The Designations
Designations are embedded within already existing core, major, minor, and elective courses. Students are encouraged to meet designation requirements within elective courses as their schedule allows; however, with careful planning students should be able to complete most of the designation requirements within other core, major, or minor courses.

  • Writing Enriched (WE; 3 courses meeting this designation): Courses carrying the WE designation are designed to promote the humanistic and Jesuit pedagogical ideal of clear, effective communication. In addition to the required core course, Writing (ENGL 101), which carries one of the WE designations, students must take two other WE-designated courses (click here [PDF] for a list of approved courses).
  • Global-Studies (GS; 2 courses meeting this designation): Courses carrying the GS designation are designed to challenge students to perceive and understand human diversity by exploring diversity within a context of constantly changing global systems. In addition to the required core course, World/Comparative Religion (RELI 300-level), which carries one of the GS designations, students must take one other GS-designated course (click here [PDF] for a list of approved courses).
  • Social-Justice (SJ; 1 course meeting this designation): Courses carrying the SJ designation are designed to introduce students to one or more social justice concerns. Students must take one course that meets the SJ designation (click here [PDF] for a list of approved courses).
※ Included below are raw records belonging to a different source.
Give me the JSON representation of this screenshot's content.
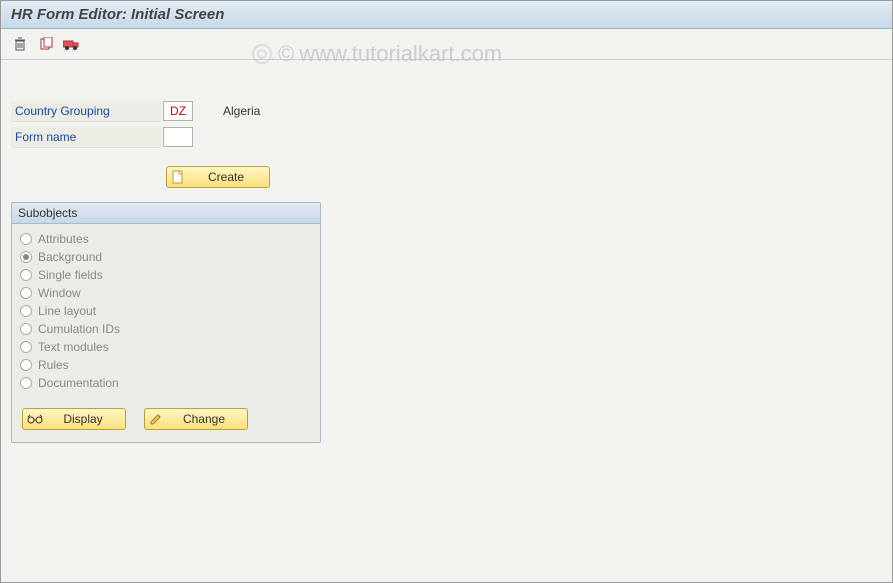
{
  "titleBar": {
    "text": "HR Form Editor: Initial Screen"
  },
  "toolbar": {
    "icons": [
      "trash",
      "copy",
      "transport"
    ]
  },
  "watermark": {
    "text": "www.tutorialkart.com",
    "copyright": "©"
  },
  "fields": {
    "countryGrouping": {
      "label": "Country Grouping",
      "value": "DZ",
      "desc": "Algeria"
    },
    "formName": {
      "label": "Form name",
      "value": ""
    }
  },
  "createButton": {
    "label": "Create"
  },
  "groupBox": {
    "title": "Subobjects",
    "radios": [
      {
        "label": "Attributes",
        "checked": false
      },
      {
        "label": "Background",
        "checked": true
      },
      {
        "label": "Single fields",
        "checked": false
      },
      {
        "label": "Window",
        "checked": false
      },
      {
        "label": "Line layout",
        "checked": false
      },
      {
        "label": "Cumulation IDs",
        "checked": false
      },
      {
        "label": "Text modules",
        "checked": false
      },
      {
        "label": "Rules",
        "checked": false
      },
      {
        "label": "Documentation",
        "checked": false
      }
    ],
    "buttons": {
      "display": "Display",
      "change": "Change"
    }
  }
}
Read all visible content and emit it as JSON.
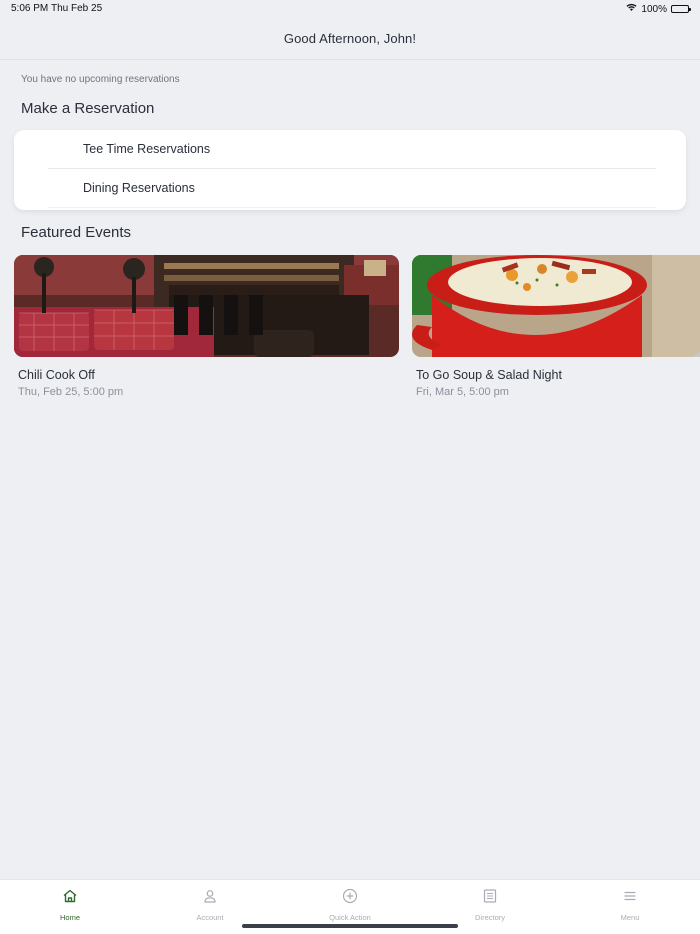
{
  "status_bar": {
    "time": "5:06 PM",
    "date": "Thu Feb 25",
    "battery": "100%",
    "icons": [
      "wifi-icon",
      "battery-icon"
    ]
  },
  "header": {
    "title": "Good Afternoon, John!"
  },
  "reservations": {
    "empty_message": "You have no upcoming reservations",
    "title": "Make a Reservation",
    "options": [
      {
        "label": "Tee Time Reservations"
      },
      {
        "label": "Dining Reservations"
      }
    ]
  },
  "events": {
    "title": "Featured Events",
    "items": [
      {
        "name": "Chili Cook Off",
        "date": "Thu, Feb 25, 5:00 pm",
        "image": "club-lounge-photo"
      },
      {
        "name": "To Go Soup & Salad Night",
        "date": "Fri, Mar 5, 5:00 pm",
        "image": "soup-bowl-photo"
      }
    ]
  },
  "tab_bar": {
    "active": "Home",
    "colors": {
      "active": "#2f6a2f",
      "inactive": "#a8acb4"
    },
    "tabs": [
      {
        "label": "Home",
        "icon": "home-icon"
      },
      {
        "label": "Account",
        "icon": "person-icon"
      },
      {
        "label": "Quick Action",
        "icon": "plus-circle-icon"
      },
      {
        "label": "Directory",
        "icon": "book-icon"
      },
      {
        "label": "Menu",
        "icon": "hamburger-icon"
      }
    ]
  }
}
Major-specific adaptations to the University Core Curriculum

All Gonzaga students, regardless of their major, will complete the University Core Curriculum requirements. However some Gonzaga students will satisfy certain core requirements through major-specific programs or courses. Any major-specific adaptations to the core are described with the requirements for the majors to which they apply.